CIIE is known for playing a pro-active role in developing a strong ecosystem for entrepreneurs to create scalable businesses and help them flourish. We carry out ecosystem development activities towards this goal in all of our verticals (and horizontals): ICT, social impact, cleantech. One of the several aspects of our ecosystem building activities is that we like to share our experiences and knowledge, for the benefit of others starting out in this space. We also try and go a step further by enabling others to learn from our experiences and mistakes through pioneering capacity building initiatives like the GIZ-Aarohan programme.
Recently, the cleantech team was involved in one such knowledge sharing activity. Along with our partners – International Renewable Energy Agency (IRENA), Asian Development Bank (ADB) and Department for International Development (DfID) – CIIE helped organize a workshop on “Best practices in decentralized renewable energy access: sharing knowledge for renewable energy enterprise development”. The workshop was held on 15 June 2014 in Manila, Philippines, as part of the International Off-grid Renewable Energy Conference 2014.
Objectives and participants:
The objective of the workshop was to provide an opportunity to initiate and facilitate knowledge transfer between various stakeholders in the energy access enterprise development ecosystem in South Asia and Africa. In addition, the focus was to identify opportunities to strengthen enterprise development and, through a collaborative programme, assist in the improvement of regulations, access to finance, facilitation of technology, business model delivery on innovative approaches, and enhancement of skills of energy access entrepreneurs.
The workshop had an attendance of 43 participants from 35 organizations from South Asia and Africa, representing a diverse spectrum of functions, sectors and capacities. These included business incubators, renewable energy industry associations, entrepreneurs, investors, multilateral donor organizations, financial institutions and consulting firms. The diversity of the group ensured a lively discussion in the latter half of the day that involved group discussions.
Some relevant documentation from the event:
- Agenda: Agenda_Pre-IOREC Workshop_10 06 14.
- List of participants: Participants_Pre-IOREC Workshop_15 06 14
- Participant profiles: Profile Booklet_compiled new
Some key action points arrived at after the workshop:
- Creating a knowledge sharing platform and sharing each other’s experiences and tools.
- Twinning of incubation centers between Asia and Africa, whereby each could learn from the other, arrange for exchange visits for staff, and ‘shadow’ entrepreneurs as they grow in their businesses.
- Holding coordination meetings, arranged by national governments, for support organizations.
- Supporting more knowledge sharing platforms/forums and assisting in the creation of awareness to scale up the reach of enterprises both at the institutional and consumer level.
- Networking and sharing of best practices with cross-border industry associations – signing of MoUs amongst regional renewable energy associations to share capacities and best practices.
- Setting up of a regional industry association in East Africa.
- Developing new models for financial innovation, such as exploring blended capital funds, tapping into corporate social responsibility funds, and setting up crowd funding platforms.
It was a fantastic experience to be part of an initiative like this.
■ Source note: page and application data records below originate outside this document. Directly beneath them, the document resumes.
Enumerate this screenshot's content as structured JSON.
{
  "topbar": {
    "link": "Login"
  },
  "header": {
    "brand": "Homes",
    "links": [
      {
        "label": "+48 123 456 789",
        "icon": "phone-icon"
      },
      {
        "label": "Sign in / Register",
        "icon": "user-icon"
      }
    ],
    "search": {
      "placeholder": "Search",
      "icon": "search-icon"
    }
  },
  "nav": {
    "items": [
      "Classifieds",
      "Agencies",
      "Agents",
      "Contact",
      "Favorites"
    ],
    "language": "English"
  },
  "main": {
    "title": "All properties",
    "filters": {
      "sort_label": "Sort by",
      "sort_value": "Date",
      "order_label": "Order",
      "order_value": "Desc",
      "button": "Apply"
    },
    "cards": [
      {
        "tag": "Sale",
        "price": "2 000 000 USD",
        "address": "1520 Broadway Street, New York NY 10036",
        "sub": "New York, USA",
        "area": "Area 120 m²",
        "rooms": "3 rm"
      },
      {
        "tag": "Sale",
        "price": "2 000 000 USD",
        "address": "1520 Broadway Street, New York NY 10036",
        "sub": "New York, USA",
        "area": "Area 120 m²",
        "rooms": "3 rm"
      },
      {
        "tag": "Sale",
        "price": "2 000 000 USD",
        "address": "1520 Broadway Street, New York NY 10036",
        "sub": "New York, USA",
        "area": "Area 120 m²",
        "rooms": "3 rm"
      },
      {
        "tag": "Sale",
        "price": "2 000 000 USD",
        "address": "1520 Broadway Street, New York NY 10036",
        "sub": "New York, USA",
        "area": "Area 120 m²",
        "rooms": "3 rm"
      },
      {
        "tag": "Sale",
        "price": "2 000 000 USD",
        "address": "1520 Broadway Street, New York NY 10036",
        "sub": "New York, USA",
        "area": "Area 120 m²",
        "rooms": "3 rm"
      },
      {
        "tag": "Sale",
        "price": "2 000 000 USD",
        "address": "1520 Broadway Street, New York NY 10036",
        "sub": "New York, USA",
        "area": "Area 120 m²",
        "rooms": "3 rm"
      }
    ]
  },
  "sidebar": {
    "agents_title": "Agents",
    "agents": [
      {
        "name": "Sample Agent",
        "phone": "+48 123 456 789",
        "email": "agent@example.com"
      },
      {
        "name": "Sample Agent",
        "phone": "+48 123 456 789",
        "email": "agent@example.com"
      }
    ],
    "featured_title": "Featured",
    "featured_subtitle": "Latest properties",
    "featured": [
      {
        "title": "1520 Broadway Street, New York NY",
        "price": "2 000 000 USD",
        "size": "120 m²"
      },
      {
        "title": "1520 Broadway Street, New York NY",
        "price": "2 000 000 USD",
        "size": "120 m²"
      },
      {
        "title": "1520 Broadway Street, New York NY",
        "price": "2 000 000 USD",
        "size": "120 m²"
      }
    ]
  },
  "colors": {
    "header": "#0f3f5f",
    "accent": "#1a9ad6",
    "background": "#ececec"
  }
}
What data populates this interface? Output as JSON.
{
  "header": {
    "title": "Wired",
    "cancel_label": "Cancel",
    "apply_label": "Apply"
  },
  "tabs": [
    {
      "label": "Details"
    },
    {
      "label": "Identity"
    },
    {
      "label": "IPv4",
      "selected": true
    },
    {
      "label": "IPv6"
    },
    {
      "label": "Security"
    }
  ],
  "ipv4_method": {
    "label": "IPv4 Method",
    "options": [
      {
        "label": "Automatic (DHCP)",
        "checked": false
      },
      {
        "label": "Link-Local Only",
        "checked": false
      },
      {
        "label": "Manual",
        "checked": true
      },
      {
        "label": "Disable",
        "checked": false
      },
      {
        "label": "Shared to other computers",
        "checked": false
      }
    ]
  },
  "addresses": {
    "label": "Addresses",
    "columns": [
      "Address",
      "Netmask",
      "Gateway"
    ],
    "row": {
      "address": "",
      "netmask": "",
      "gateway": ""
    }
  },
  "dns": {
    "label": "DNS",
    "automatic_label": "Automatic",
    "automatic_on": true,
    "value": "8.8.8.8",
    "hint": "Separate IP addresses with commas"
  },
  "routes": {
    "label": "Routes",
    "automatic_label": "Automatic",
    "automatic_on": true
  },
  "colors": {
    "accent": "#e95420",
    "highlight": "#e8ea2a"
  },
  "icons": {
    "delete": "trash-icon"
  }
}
The language of entrepreneurship is universal; people everywhere are coming up with amazing entrepreneurial innovations, despite resource constraints. And incubators are a beacon to these endeavors, everywhere. If anything, I got to understand how Africa is poised to be the next powerhouse of entrepreneurial innovation. Incubators like the CIC in Kenya and the Unreasonable Institute are doing some pretty amazing stuff to support entrepreneurs. I was particularly impressed by CIC’s proof-of-concept grant funding programme – what an excellent way to help aspiring entrepreneurs build MVPs or prototypes of their innovations/ideas!
On the other hand, it was humbling to note that CIIE’s own model is something that others are interested in learning more and emulating – particularly, our experience is being able to set up a dedicated cleantech-focused fund (Infuse Ventures), and how the incubator is helping provide a seed investment pipeline to the fund. I also realized that there can be no ‘model’ model for business incubators – no ‘one-size-fits-all’ design. But there are lots that incubators can learn from each other; what worked and what didn’t and why they didn’t. For this reason, it is important to share experiences, no matter how trivial. Because, it’s these trivial things that make differences to others.
– Mohsin Bin Latheef (Manager – Cleantech Ecosystem Development)